Items from an interface collection
----

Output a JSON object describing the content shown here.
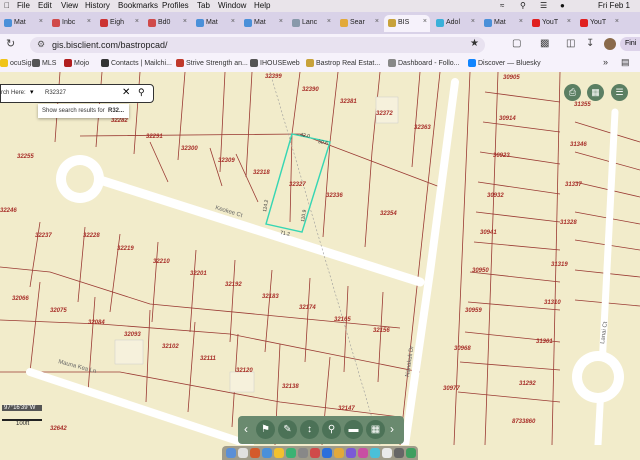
{
  "menubar": {
    "items": [
      "File",
      "Edit",
      "View",
      "History",
      "Bookmarks",
      "Profiles",
      "Tab",
      "Window",
      "Help"
    ],
    "clock": "Fri Feb 1"
  },
  "tabs": [
    {
      "label": "Mat",
      "color": "#4a90d9"
    },
    {
      "label": "Inbc",
      "color": "#d04a4a"
    },
    {
      "label": "Eigh",
      "color": "#cc3333"
    },
    {
      "label": "Bd0",
      "color": "#d04a4a"
    },
    {
      "label": "Mat",
      "color": "#4a90d9"
    },
    {
      "label": "Mat",
      "color": "#4a90d9"
    },
    {
      "label": "Lanc",
      "color": "#8899aa"
    },
    {
      "label": "Sear",
      "color": "#e2a93a"
    },
    {
      "label": "BIS",
      "color": "#c8a23a"
    },
    {
      "label": "Adol",
      "color": "#3ab0d9"
    },
    {
      "label": "Mat",
      "color": "#4a90d9"
    },
    {
      "label": "YouT",
      "color": "#e02020"
    },
    {
      "label": "YouT",
      "color": "#e02020"
    }
  ],
  "address": {
    "url": "gis.bisclient.com/bastropcad/",
    "profile_button": "Fini"
  },
  "bookmarks": [
    {
      "label": "ocuSign",
      "color": "#f0c419"
    },
    {
      "label": "MLS",
      "color": "#555555"
    },
    {
      "label": "Mojo",
      "color": "#b11e1e"
    },
    {
      "label": "Contacts | Mailchi...",
      "color": "#333333"
    },
    {
      "label": "Strive Strength an...",
      "color": "#c0392b"
    },
    {
      "label": "IHOUSEweb",
      "color": "#555555"
    },
    {
      "label": "Bastrop Real Estat...",
      "color": "#c8a23a"
    },
    {
      "label": "Dashboard - Follo...",
      "color": "#888888"
    },
    {
      "label": "Discover — Bluesky",
      "color": "#1185fe"
    }
  ],
  "search": {
    "prefix": "rch Here:",
    "value": "R32327",
    "suggestion_prefix": "Show search results for",
    "suggestion_term": "R32..."
  },
  "streets": [
    "Keokee Ct",
    "Mauna Kea Ln",
    "Nanakuli Dr",
    "Lanai Ct"
  ],
  "parcels": [
    "32399",
    "32390",
    "32381",
    "32372",
    "32363",
    "32282",
    "32291",
    "32300",
    "32309",
    "32318",
    "32327",
    "32336",
    "32354",
    "32255",
    "32246",
    "32237",
    "32228",
    "32219",
    "32210",
    "32201",
    "32192",
    "32183",
    "32174",
    "32165",
    "32156",
    "32066",
    "32075",
    "32084",
    "32093",
    "32102",
    "32111",
    "32120",
    "32138",
    "32147",
    "32642",
    "30905",
    "30914",
    "30923",
    "30932",
    "30941",
    "30950",
    "30959",
    "30968",
    "30977",
    "31355",
    "31346",
    "31337",
    "31328",
    "31319",
    "31310",
    "31301",
    "31292",
    "8733860"
  ],
  "dimensions": [
    "42.0",
    "50.6",
    "114.2",
    "110.9",
    "71.2"
  ],
  "scale": {
    "coord": "97°16'39\"W",
    "label": "100ft"
  },
  "toolbar": {
    "prev": "‹",
    "next": "›"
  },
  "colors": {
    "map_bg": "#f2eccb",
    "parcel_line": "#9a3a33",
    "selected": "#35d6b3",
    "label": "#a8302a",
    "toolbar": "#6a8a6f"
  }
}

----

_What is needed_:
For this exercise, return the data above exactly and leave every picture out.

_Written solution_:
Output a JSON object describing the content shown here.
{
  "menubar": {
    "items": [
      "File",
      "Edit",
      "View",
      "History",
      "Bookmarks",
      "Profiles",
      "Tab",
      "Window",
      "Help"
    ],
    "clock": "Fri Feb 1"
  },
  "tabs": [
    {
      "label": "Mat",
      "color": "#4a90d9"
    },
    {
      "label": "Inbc",
      "color": "#d04a4a"
    },
    {
      "label": "Eigh",
      "color": "#cc3333"
    },
    {
      "label": "Bd0",
      "color": "#d04a4a"
    },
    {
      "label": "Mat",
      "color": "#4a90d9"
    },
    {
      "label": "Mat",
      "color": "#4a90d9"
    },
    {
      "label": "Lanc",
      "color": "#8899aa"
    },
    {
      "label": "Sear",
      "color": "#e2a93a"
    },
    {
      "label": "BIS",
      "color": "#c8a23a"
    },
    {
      "label": "Adol",
      "color": "#3ab0d9"
    },
    {
      "label": "Mat",
      "color": "#4a90d9"
    },
    {
      "label": "YouT",
      "color": "#e02020"
    },
    {
      "label": "YouT",
      "color": "#e02020"
    }
  ],
  "address": {
    "url": "gis.bisclient.com/bastropcad/",
    "profile_button": "Fini"
  },
  "bookmarks": [
    {
      "label": "ocuSign",
      "color": "#f0c419"
    },
    {
      "label": "MLS",
      "color": "#555555"
    },
    {
      "label": "Mojo",
      "color": "#b11e1e"
    },
    {
      "label": "Contacts | Mailchi...",
      "color": "#333333"
    },
    {
      "label": "Strive Strength an...",
      "color": "#c0392b"
    },
    {
      "label": "IHOUSEweb",
      "color": "#555555"
    },
    {
      "label": "Bastrop Real Estat...",
      "color": "#c8a23a"
    },
    {
      "label": "Dashboard - Follo...",
      "color": "#888888"
    },
    {
      "label": "Discover — Bluesky",
      "color": "#1185fe"
    }
  ],
  "search": {
    "prefix": "rch Here:",
    "value": "R32327",
    "suggestion_prefix": "Show search results for",
    "suggestion_term": "R32..."
  },
  "streets": [
    "Keokee Ct",
    "Mauna Kea Ln",
    "Nanakuli Dr",
    "Lanai Ct"
  ],
  "parcels": [
    "32399",
    "32390",
    "32381",
    "32372",
    "32363",
    "32282",
    "32291",
    "32300",
    "32309",
    "32318",
    "32327",
    "32336",
    "32354",
    "32255",
    "32246",
    "32237",
    "32228",
    "32219",
    "32210",
    "32201",
    "32192",
    "32183",
    "32174",
    "32165",
    "32156",
    "32066",
    "32075",
    "32084",
    "32093",
    "32102",
    "32111",
    "32120",
    "32138",
    "32147",
    "32642",
    "30905",
    "30914",
    "30923",
    "30932",
    "30941",
    "30950",
    "30959",
    "30968",
    "30977",
    "31355",
    "31346",
    "31337",
    "31328",
    "31319",
    "31310",
    "31301",
    "31292",
    "8733860"
  ],
  "dimensions": [
    "42.0",
    "50.6",
    "114.2",
    "110.9",
    "71.2"
  ],
  "scale": {
    "coord": "97°16'39\"W",
    "label": "100ft"
  },
  "toolbar": {
    "prev": "‹",
    "next": "›"
  },
  "colors": {
    "map_bg": "#f2eccb",
    "parcel_line": "#9a3a33",
    "selected": "#35d6b3",
    "label": "#a8302a",
    "toolbar": "#6a8a6f"
  }
}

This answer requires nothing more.